Task description: Go through the data below. Pull out every line that has the word "icon".

[Stored items from a collection]
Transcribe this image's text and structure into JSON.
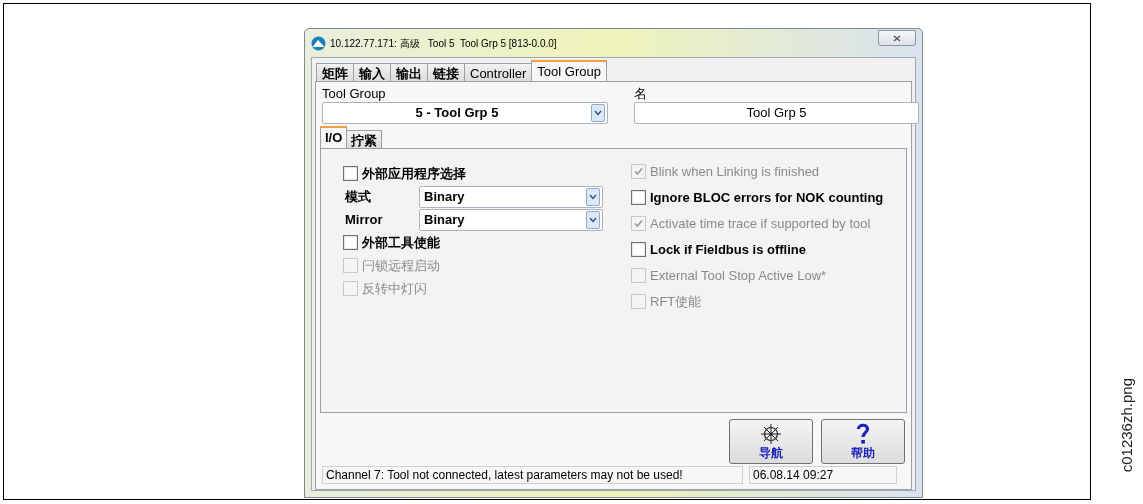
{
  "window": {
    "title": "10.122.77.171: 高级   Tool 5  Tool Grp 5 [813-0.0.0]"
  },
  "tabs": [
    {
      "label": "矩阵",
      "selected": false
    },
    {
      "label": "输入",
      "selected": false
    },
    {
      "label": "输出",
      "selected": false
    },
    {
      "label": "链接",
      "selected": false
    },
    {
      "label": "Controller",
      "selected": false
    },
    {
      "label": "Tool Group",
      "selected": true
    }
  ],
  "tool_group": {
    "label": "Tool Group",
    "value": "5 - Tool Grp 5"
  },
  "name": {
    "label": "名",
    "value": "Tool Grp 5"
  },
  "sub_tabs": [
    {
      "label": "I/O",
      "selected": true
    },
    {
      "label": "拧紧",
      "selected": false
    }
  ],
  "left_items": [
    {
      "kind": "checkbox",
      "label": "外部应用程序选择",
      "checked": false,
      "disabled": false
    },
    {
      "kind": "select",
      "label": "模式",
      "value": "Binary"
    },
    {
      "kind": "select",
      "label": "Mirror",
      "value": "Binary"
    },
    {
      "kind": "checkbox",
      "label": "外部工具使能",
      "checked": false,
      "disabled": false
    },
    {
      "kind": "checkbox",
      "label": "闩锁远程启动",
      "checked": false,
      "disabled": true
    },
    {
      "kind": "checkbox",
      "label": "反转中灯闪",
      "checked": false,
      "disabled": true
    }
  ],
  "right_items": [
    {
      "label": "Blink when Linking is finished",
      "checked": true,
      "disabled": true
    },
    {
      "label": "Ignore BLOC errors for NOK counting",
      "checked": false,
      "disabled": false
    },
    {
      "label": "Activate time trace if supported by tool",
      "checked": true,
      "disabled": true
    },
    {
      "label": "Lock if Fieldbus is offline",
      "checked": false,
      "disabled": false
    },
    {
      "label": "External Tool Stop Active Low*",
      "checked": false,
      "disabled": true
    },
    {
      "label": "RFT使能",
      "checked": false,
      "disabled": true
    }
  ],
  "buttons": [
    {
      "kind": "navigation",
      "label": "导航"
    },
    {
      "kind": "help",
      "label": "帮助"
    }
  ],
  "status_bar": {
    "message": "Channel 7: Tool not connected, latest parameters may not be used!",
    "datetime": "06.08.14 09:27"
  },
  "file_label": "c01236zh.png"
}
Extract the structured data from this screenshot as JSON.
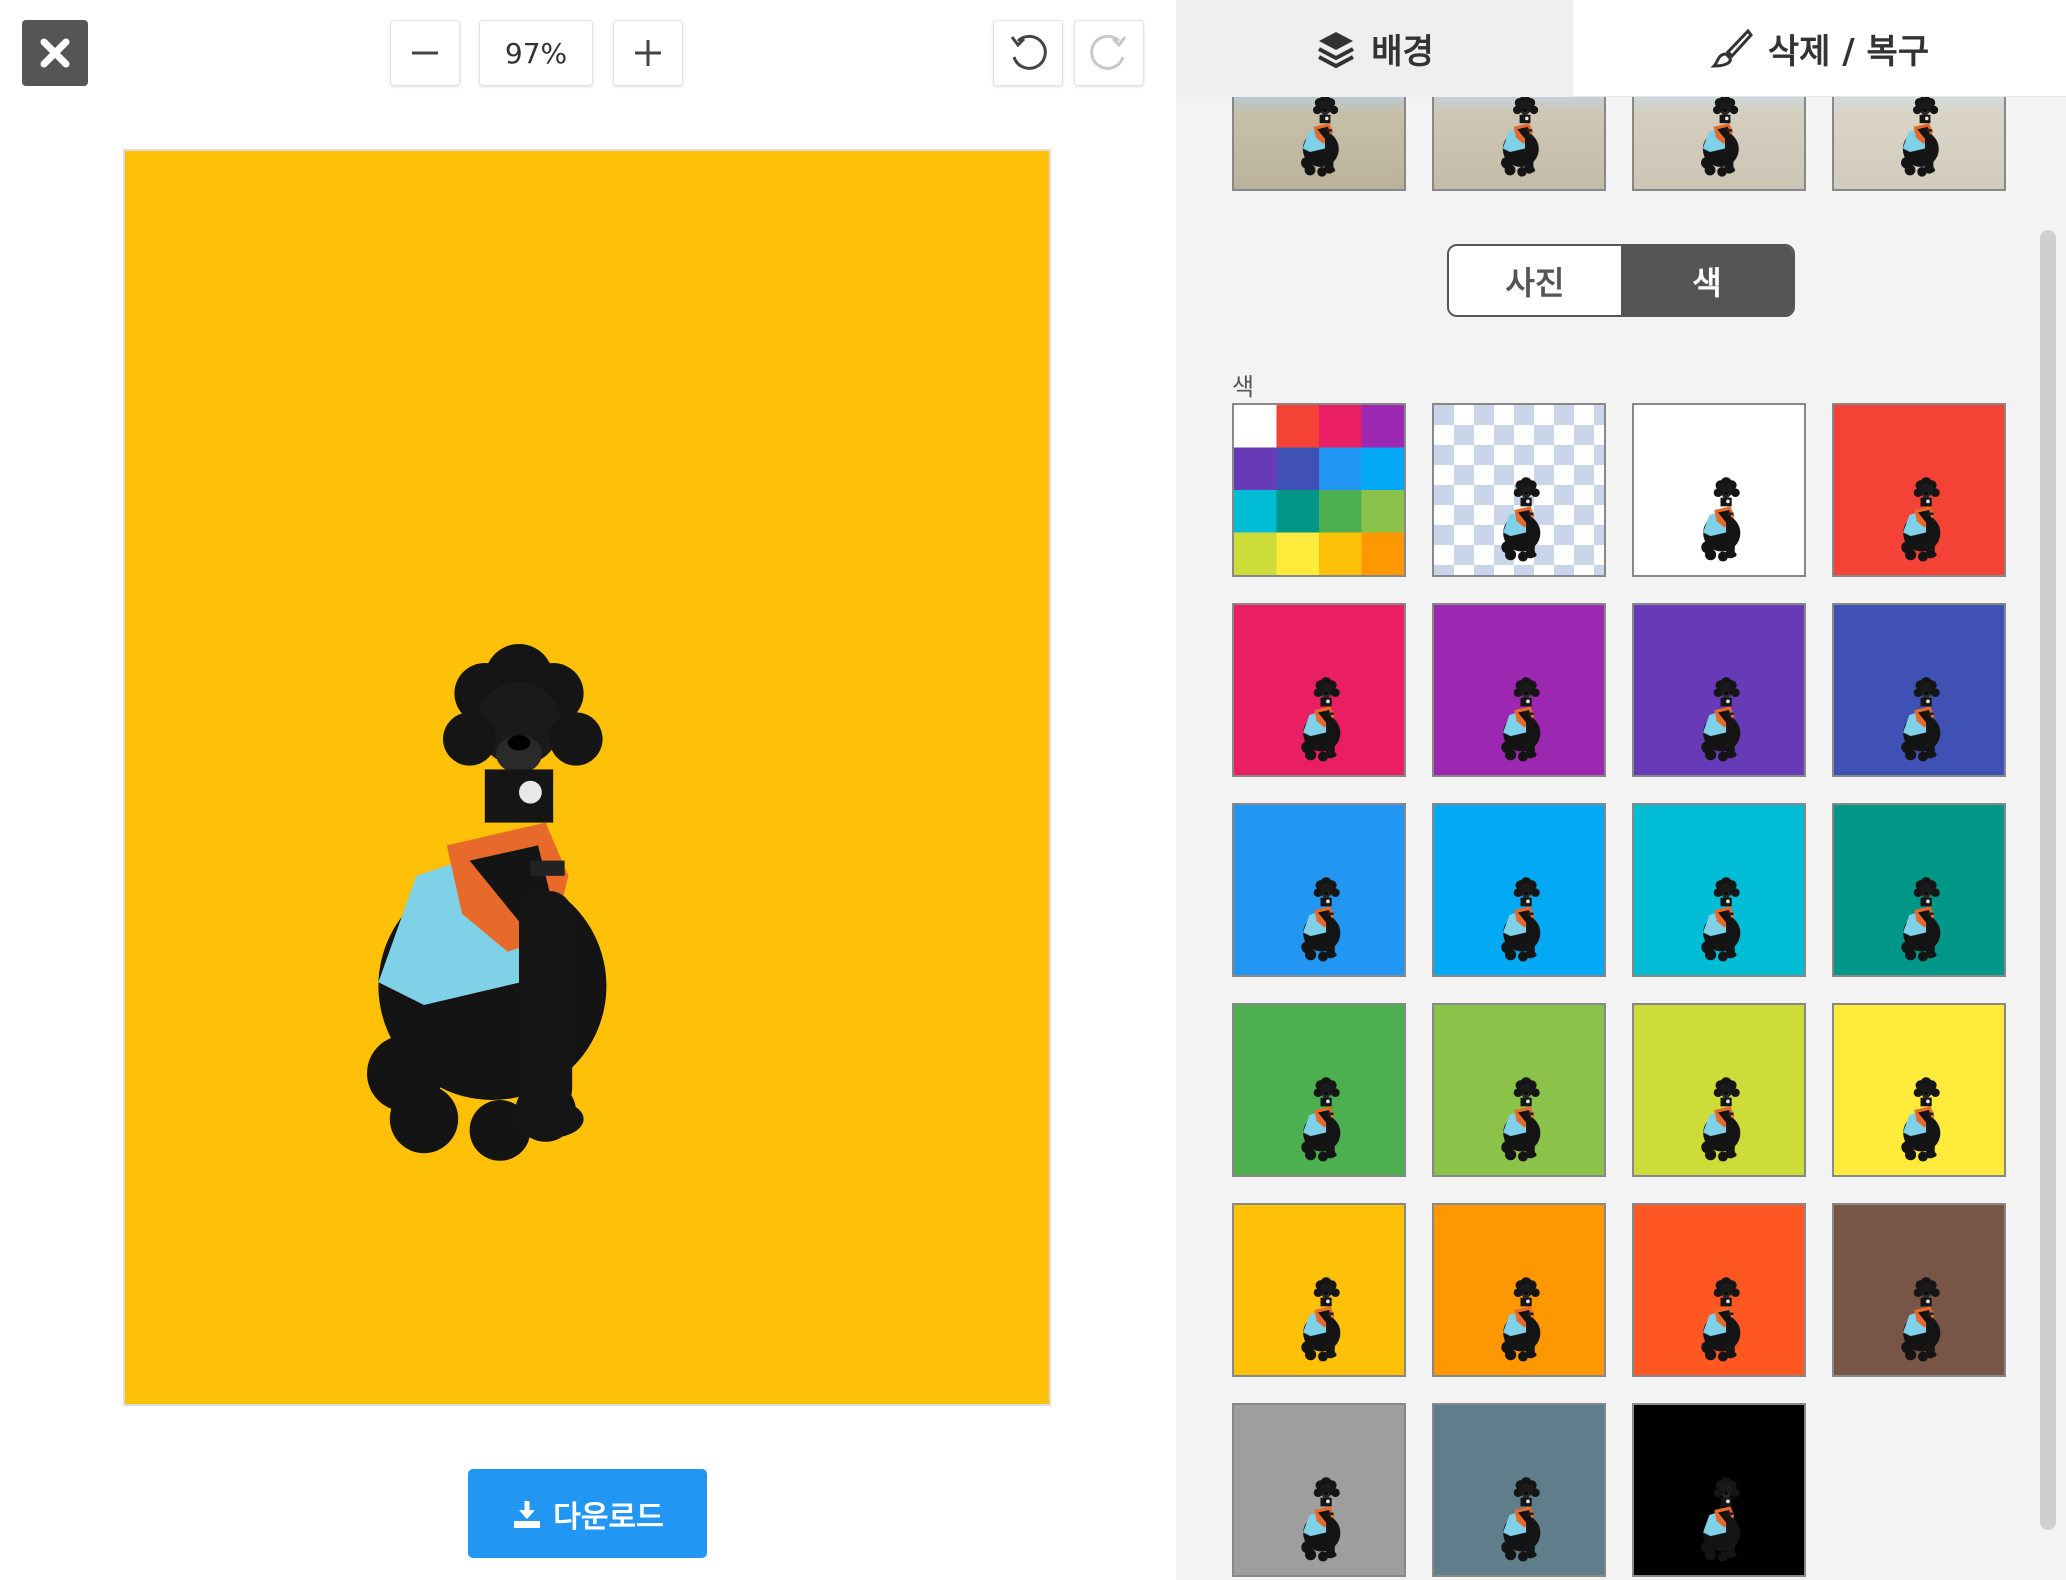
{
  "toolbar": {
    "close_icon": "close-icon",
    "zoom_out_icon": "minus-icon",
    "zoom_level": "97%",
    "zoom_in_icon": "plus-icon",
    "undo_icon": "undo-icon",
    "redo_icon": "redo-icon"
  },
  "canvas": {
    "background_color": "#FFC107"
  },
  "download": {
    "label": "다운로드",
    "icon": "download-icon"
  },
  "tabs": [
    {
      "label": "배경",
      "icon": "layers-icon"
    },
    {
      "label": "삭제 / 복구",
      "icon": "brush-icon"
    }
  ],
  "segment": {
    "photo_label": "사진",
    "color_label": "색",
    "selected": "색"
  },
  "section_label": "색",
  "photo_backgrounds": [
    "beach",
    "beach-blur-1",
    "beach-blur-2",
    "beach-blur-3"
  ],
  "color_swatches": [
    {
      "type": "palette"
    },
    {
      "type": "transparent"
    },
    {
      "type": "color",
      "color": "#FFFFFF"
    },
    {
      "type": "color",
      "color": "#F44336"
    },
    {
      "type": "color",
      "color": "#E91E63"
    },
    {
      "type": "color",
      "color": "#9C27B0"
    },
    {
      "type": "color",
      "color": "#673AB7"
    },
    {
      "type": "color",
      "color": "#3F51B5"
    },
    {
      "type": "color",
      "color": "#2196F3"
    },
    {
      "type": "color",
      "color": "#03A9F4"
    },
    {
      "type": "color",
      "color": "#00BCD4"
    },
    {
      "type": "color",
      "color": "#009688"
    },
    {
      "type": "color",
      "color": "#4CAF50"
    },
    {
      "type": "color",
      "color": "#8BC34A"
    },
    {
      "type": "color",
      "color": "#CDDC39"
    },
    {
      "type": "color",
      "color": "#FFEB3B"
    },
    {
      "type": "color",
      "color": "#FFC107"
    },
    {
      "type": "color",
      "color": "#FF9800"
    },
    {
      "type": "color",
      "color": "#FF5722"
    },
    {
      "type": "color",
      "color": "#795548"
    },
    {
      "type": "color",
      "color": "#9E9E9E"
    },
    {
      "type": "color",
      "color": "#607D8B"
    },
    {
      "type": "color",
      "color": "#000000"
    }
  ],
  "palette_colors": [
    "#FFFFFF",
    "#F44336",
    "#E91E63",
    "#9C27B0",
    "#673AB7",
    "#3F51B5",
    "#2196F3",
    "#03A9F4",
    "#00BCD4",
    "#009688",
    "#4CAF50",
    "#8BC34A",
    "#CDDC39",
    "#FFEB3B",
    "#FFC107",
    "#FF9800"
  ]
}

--

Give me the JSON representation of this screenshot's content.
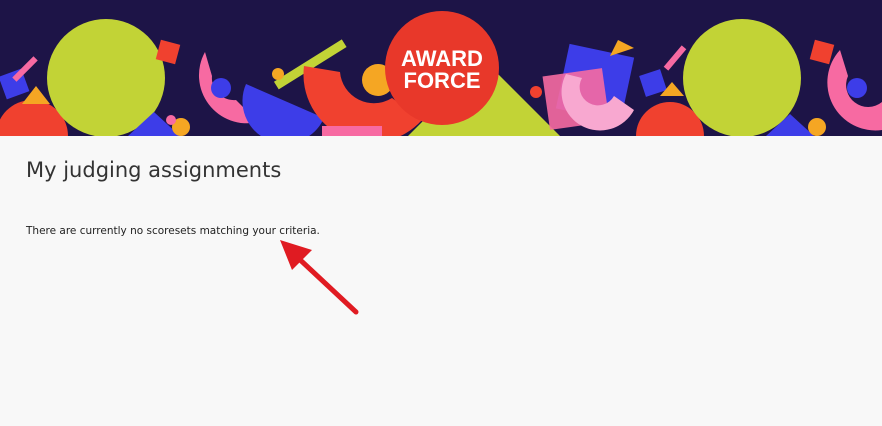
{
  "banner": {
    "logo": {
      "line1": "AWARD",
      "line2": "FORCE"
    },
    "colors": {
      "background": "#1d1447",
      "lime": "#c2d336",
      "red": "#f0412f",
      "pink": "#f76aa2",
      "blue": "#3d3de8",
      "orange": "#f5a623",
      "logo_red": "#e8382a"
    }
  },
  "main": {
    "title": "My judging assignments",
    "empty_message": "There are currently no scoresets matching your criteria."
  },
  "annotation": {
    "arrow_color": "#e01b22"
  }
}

Reply:
    "close_icon": "close-icon",
    "zoom_out_icon": "minus-icon",
    "zoom_in_icon": "plus-icon",
    "undo_icon": "undo-icon",
    "redo_icon": "redo-icon"
    "icon": "download-icon"
      "icon": "layers-icon"
      "icon": "brush-icon"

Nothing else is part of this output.